Brief -
Among the entries below, find each line with "here" and show it.

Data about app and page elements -
◆ ◆ ◆ ◆
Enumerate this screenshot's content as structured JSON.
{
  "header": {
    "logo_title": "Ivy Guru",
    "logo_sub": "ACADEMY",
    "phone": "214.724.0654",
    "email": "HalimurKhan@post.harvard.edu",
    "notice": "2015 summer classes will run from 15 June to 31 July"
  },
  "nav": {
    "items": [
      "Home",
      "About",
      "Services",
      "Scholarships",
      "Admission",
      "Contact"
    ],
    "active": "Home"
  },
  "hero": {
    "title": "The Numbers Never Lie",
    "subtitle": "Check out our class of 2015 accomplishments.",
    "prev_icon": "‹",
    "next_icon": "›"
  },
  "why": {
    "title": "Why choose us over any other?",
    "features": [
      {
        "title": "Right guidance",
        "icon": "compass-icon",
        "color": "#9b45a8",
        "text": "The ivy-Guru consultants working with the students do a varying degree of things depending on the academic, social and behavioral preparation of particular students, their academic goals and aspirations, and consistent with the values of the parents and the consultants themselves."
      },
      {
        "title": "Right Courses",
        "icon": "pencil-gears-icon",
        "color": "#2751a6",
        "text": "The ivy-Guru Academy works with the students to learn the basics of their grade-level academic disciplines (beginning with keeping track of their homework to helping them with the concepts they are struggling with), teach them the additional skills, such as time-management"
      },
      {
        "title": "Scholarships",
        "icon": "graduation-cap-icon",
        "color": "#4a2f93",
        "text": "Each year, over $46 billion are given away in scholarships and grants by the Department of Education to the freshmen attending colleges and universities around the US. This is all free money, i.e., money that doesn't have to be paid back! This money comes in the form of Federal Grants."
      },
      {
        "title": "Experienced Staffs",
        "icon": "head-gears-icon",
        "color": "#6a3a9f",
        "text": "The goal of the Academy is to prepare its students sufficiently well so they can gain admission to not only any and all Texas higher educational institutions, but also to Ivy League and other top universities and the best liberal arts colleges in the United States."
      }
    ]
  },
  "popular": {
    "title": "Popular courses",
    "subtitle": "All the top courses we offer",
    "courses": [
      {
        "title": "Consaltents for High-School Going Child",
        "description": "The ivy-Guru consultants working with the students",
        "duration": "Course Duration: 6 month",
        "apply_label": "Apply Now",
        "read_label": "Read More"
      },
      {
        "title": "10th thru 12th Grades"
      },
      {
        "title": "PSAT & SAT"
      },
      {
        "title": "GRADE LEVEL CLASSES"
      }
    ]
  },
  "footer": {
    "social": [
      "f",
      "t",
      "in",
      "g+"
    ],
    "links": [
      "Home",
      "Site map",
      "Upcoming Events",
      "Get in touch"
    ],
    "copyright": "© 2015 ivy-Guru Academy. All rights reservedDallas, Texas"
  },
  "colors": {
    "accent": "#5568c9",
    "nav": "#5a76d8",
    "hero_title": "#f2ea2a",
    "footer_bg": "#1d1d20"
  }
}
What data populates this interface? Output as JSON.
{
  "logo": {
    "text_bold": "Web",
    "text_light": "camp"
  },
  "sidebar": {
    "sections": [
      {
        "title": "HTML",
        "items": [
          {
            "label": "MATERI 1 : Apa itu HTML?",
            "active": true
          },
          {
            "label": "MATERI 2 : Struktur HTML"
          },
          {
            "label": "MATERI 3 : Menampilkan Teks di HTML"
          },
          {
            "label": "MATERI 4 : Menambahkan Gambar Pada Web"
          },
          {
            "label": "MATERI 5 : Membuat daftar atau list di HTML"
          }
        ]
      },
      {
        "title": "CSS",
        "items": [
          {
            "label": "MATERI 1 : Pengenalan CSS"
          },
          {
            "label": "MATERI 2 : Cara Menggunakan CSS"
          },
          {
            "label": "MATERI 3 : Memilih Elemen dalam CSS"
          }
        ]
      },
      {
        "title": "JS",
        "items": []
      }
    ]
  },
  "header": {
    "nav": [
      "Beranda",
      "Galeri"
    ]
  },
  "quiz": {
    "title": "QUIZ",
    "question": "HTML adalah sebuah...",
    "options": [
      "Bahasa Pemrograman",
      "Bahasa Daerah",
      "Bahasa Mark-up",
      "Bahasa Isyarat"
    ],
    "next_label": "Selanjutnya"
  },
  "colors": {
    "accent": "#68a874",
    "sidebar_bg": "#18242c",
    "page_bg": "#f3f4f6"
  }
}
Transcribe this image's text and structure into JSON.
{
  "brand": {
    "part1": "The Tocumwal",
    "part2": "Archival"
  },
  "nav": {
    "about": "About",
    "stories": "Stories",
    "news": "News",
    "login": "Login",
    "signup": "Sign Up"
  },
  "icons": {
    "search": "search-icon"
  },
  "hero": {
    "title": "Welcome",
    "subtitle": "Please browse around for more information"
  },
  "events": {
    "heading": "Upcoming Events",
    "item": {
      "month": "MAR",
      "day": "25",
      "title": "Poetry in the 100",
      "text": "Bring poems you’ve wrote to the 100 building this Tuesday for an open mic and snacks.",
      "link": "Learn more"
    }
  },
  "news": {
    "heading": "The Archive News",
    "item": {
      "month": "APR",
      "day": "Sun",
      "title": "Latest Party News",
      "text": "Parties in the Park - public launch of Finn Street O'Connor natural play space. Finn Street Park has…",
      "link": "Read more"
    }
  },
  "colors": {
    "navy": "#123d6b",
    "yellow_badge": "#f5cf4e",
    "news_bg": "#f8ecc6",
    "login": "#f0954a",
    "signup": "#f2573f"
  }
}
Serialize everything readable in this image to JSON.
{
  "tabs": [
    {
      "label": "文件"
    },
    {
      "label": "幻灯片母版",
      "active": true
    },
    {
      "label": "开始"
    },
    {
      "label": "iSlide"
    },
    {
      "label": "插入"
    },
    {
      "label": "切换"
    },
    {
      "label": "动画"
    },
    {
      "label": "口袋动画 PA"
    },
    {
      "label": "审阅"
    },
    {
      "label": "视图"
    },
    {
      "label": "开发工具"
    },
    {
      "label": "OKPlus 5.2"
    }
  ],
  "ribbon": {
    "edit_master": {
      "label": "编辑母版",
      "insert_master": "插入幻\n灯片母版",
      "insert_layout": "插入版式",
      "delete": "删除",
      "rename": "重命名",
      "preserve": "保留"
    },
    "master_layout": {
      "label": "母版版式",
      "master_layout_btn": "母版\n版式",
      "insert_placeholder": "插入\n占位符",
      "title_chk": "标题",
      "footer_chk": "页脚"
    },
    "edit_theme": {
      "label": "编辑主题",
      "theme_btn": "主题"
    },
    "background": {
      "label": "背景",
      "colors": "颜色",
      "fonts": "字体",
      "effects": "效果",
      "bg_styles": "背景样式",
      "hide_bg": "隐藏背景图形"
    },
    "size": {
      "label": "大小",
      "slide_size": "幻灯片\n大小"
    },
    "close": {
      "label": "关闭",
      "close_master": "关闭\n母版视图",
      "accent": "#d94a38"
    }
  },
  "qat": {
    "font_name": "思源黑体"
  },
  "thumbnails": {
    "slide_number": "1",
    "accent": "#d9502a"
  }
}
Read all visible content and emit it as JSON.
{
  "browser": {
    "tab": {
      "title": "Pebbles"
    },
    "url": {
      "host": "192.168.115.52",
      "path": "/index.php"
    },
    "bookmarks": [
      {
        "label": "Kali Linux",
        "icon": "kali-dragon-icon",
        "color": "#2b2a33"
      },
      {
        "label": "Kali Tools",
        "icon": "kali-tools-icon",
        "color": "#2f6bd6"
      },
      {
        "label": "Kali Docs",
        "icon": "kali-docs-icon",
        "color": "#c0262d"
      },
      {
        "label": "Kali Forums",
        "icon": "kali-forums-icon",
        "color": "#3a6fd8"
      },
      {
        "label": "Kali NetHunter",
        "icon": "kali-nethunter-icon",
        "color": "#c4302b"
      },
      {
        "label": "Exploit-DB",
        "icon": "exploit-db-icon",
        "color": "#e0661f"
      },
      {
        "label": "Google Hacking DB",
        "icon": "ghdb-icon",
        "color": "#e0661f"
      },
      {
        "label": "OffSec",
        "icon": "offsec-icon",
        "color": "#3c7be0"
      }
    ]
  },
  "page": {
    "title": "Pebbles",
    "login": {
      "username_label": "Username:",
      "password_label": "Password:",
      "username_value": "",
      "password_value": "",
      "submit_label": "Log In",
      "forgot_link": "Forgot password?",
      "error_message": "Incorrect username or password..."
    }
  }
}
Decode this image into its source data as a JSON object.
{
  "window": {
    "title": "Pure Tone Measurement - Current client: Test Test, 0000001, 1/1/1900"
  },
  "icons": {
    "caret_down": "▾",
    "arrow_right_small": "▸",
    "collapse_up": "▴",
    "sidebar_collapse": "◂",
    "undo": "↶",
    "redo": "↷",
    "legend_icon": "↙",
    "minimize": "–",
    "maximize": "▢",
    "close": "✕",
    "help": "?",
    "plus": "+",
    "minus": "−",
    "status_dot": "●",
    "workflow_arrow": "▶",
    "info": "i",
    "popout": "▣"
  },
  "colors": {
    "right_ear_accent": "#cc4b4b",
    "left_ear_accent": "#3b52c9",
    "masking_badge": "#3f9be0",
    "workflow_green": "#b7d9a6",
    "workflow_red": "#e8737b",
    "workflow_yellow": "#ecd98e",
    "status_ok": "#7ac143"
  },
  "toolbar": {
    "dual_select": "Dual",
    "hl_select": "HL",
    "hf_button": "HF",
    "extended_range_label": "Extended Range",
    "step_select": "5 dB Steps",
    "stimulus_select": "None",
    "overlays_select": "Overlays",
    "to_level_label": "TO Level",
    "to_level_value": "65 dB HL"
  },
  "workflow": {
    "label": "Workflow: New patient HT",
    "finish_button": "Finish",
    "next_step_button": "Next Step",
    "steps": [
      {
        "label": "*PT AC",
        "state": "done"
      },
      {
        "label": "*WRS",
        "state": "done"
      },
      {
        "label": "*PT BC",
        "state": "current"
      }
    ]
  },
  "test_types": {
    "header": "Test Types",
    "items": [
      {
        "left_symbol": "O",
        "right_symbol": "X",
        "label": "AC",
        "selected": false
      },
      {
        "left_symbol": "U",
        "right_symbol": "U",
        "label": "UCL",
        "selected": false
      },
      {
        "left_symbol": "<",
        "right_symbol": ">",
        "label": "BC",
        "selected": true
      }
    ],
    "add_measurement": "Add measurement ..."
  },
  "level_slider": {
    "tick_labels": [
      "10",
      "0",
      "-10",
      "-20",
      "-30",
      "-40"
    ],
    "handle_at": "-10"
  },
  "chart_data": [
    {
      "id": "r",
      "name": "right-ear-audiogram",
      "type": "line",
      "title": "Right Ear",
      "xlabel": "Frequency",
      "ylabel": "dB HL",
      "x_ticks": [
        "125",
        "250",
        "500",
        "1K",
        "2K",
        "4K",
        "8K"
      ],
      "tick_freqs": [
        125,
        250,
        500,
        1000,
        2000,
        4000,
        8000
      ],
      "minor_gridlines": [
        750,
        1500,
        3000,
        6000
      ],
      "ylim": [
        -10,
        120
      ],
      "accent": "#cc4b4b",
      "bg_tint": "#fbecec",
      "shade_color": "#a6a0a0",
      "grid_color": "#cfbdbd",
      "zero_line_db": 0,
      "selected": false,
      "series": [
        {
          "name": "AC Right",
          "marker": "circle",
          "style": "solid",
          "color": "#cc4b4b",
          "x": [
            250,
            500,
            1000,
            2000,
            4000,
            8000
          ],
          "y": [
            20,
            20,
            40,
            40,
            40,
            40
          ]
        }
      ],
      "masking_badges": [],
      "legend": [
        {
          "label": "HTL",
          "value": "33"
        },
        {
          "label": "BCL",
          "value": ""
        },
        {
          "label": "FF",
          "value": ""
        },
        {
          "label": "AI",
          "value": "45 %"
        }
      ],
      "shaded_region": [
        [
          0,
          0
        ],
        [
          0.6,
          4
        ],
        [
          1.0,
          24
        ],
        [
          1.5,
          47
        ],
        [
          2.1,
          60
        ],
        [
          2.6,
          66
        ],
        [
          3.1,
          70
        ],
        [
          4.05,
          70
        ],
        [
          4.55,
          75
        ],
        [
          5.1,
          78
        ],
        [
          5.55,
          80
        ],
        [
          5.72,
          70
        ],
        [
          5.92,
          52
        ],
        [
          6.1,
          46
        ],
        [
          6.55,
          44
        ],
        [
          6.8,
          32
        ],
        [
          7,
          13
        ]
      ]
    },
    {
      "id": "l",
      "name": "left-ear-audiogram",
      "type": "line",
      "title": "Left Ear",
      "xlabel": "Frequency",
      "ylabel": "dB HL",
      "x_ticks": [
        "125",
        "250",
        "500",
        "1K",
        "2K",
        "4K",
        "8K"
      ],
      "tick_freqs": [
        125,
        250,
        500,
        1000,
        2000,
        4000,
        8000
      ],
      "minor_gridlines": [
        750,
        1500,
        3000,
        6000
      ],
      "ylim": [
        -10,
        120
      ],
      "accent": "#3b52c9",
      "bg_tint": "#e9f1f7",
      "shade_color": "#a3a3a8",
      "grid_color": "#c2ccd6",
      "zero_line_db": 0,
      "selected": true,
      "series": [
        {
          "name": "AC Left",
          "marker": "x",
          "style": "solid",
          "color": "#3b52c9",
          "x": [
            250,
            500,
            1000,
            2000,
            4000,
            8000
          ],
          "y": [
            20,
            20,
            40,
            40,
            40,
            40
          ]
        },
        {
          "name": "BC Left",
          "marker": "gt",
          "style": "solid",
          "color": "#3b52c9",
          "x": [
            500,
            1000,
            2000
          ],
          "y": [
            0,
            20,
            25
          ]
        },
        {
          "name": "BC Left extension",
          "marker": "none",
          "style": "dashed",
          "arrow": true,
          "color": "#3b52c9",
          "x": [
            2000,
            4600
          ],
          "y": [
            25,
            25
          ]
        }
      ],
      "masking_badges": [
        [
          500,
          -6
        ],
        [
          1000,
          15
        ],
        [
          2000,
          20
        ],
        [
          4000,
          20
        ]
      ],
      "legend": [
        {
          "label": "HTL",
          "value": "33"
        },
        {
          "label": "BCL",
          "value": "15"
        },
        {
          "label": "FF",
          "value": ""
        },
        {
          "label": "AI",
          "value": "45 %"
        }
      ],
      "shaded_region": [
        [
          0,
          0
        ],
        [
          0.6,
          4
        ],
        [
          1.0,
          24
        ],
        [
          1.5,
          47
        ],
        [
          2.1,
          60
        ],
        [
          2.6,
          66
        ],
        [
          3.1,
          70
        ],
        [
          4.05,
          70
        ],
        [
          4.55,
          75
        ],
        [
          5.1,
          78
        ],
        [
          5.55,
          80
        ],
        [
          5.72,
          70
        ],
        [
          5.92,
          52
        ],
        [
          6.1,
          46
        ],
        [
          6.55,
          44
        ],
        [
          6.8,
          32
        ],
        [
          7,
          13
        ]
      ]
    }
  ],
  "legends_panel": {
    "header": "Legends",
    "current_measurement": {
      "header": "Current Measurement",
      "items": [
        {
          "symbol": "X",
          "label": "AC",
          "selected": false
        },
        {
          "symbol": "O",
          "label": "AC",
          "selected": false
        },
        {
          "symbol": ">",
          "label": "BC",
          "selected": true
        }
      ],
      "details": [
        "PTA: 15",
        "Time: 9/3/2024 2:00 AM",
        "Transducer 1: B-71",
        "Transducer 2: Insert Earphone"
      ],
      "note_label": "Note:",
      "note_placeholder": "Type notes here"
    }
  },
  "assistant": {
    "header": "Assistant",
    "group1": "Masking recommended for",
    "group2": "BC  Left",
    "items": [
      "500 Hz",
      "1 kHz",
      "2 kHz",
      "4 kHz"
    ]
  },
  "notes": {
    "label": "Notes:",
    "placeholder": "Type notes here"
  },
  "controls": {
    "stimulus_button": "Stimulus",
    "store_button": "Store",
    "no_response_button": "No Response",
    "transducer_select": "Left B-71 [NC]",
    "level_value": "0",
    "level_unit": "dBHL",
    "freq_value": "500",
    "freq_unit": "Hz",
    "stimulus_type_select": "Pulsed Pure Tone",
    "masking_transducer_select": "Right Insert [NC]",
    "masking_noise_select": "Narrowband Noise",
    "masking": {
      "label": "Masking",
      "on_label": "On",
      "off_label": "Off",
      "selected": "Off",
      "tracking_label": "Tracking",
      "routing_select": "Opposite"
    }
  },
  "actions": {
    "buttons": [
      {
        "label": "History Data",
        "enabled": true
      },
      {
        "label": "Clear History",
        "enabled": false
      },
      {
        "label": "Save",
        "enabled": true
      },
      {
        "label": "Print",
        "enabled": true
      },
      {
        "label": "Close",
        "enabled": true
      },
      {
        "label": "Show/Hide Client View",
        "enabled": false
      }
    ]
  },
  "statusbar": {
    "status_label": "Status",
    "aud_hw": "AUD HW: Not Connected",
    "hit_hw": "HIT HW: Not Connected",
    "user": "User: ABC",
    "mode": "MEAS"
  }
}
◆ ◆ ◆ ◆
Task result -
      "note_placeholder": "Type notes here"
    "placeholder": "Type notes here"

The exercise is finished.